▶ **About this exercise**:
Every line in the entries where "title" is found should be copied.

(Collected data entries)
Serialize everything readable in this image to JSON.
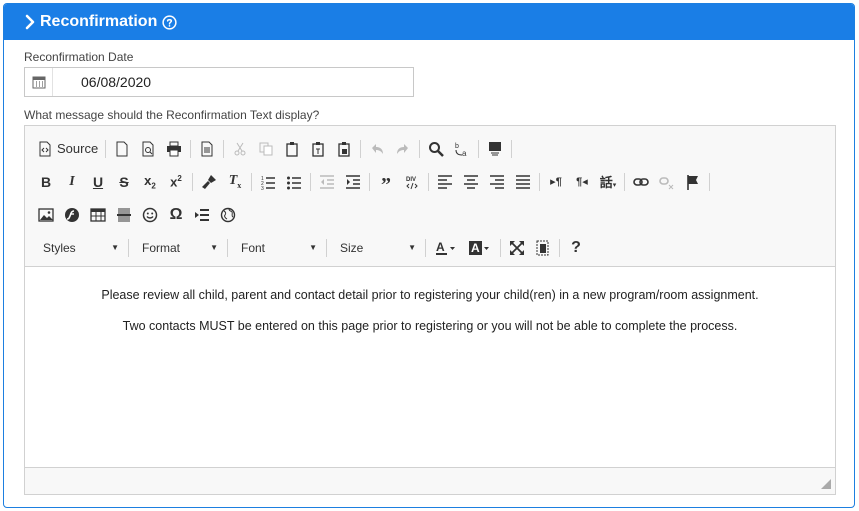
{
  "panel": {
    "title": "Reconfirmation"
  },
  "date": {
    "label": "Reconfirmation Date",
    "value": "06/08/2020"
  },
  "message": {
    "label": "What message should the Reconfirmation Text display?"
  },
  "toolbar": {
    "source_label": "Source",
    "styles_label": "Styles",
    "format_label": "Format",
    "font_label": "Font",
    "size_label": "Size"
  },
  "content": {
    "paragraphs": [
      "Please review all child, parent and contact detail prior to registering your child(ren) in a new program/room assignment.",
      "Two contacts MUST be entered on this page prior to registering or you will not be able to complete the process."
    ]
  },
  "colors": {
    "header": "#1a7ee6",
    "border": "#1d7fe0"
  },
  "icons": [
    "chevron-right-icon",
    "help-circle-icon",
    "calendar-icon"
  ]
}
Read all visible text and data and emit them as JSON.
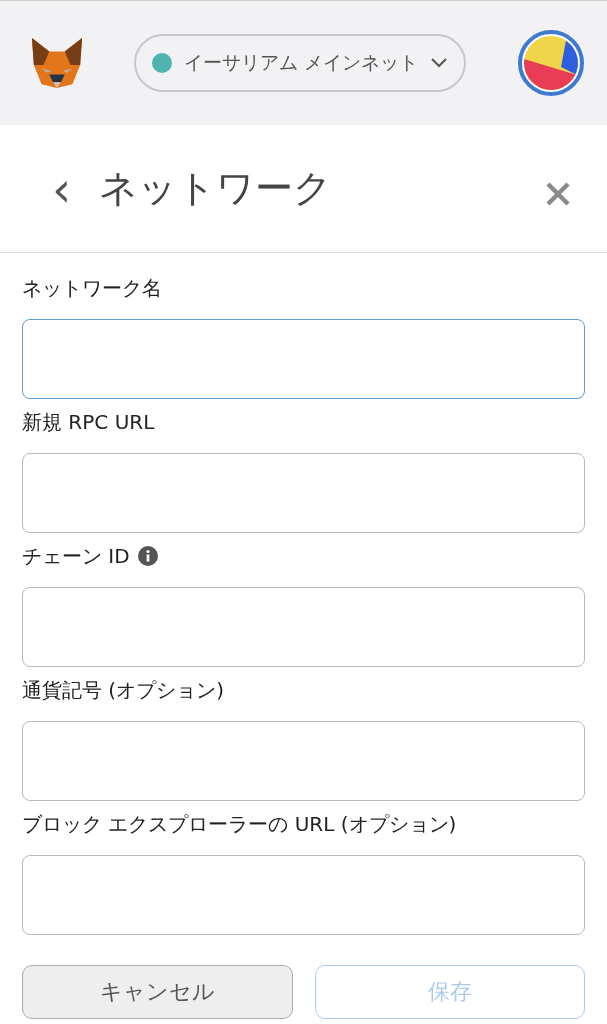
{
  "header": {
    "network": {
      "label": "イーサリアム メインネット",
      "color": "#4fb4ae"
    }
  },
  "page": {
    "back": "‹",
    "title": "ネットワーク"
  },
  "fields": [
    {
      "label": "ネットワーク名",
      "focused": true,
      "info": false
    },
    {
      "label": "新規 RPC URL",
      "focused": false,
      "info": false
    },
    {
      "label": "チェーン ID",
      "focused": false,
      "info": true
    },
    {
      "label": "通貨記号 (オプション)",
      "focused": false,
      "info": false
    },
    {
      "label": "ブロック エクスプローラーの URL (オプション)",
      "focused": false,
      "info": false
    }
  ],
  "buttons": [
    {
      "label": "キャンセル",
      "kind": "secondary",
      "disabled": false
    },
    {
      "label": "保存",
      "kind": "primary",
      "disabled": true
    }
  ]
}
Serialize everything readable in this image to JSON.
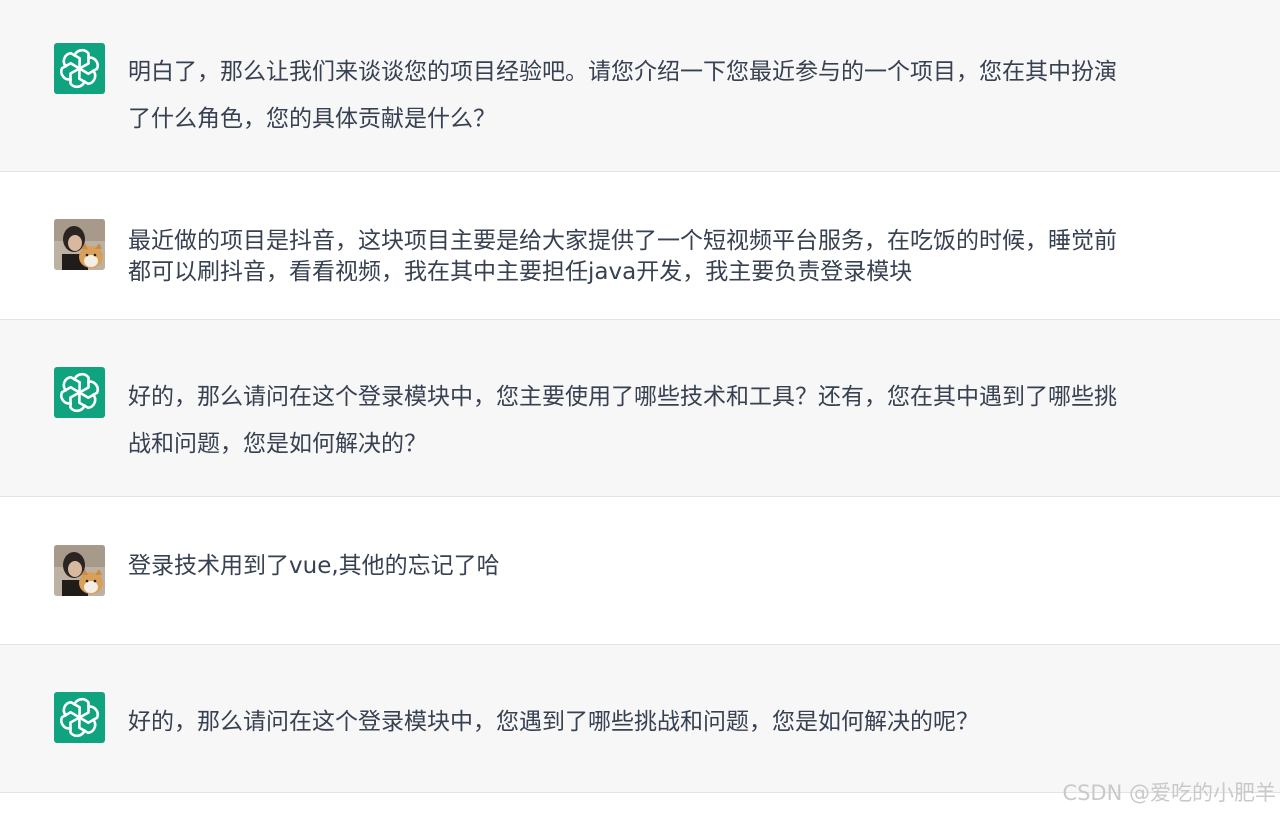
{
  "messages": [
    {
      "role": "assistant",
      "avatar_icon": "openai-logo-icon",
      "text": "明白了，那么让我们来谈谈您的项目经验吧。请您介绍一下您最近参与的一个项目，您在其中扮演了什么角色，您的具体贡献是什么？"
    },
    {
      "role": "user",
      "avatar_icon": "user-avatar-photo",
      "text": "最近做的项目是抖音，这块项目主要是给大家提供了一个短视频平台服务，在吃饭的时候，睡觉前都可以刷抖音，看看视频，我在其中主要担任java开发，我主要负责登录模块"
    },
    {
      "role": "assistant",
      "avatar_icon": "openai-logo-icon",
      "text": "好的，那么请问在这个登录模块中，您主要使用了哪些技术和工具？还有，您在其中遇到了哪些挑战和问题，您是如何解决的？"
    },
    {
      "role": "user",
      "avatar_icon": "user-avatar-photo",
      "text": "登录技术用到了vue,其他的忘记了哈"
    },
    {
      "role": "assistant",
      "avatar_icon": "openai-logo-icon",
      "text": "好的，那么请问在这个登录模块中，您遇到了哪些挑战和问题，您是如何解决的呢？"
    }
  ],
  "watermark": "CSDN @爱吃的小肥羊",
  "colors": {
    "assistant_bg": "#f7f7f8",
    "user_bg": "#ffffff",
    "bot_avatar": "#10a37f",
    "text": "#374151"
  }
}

▶ **Output for this exercise**:
    "title": "Reconfirmation"
    "title": "ネットワーク"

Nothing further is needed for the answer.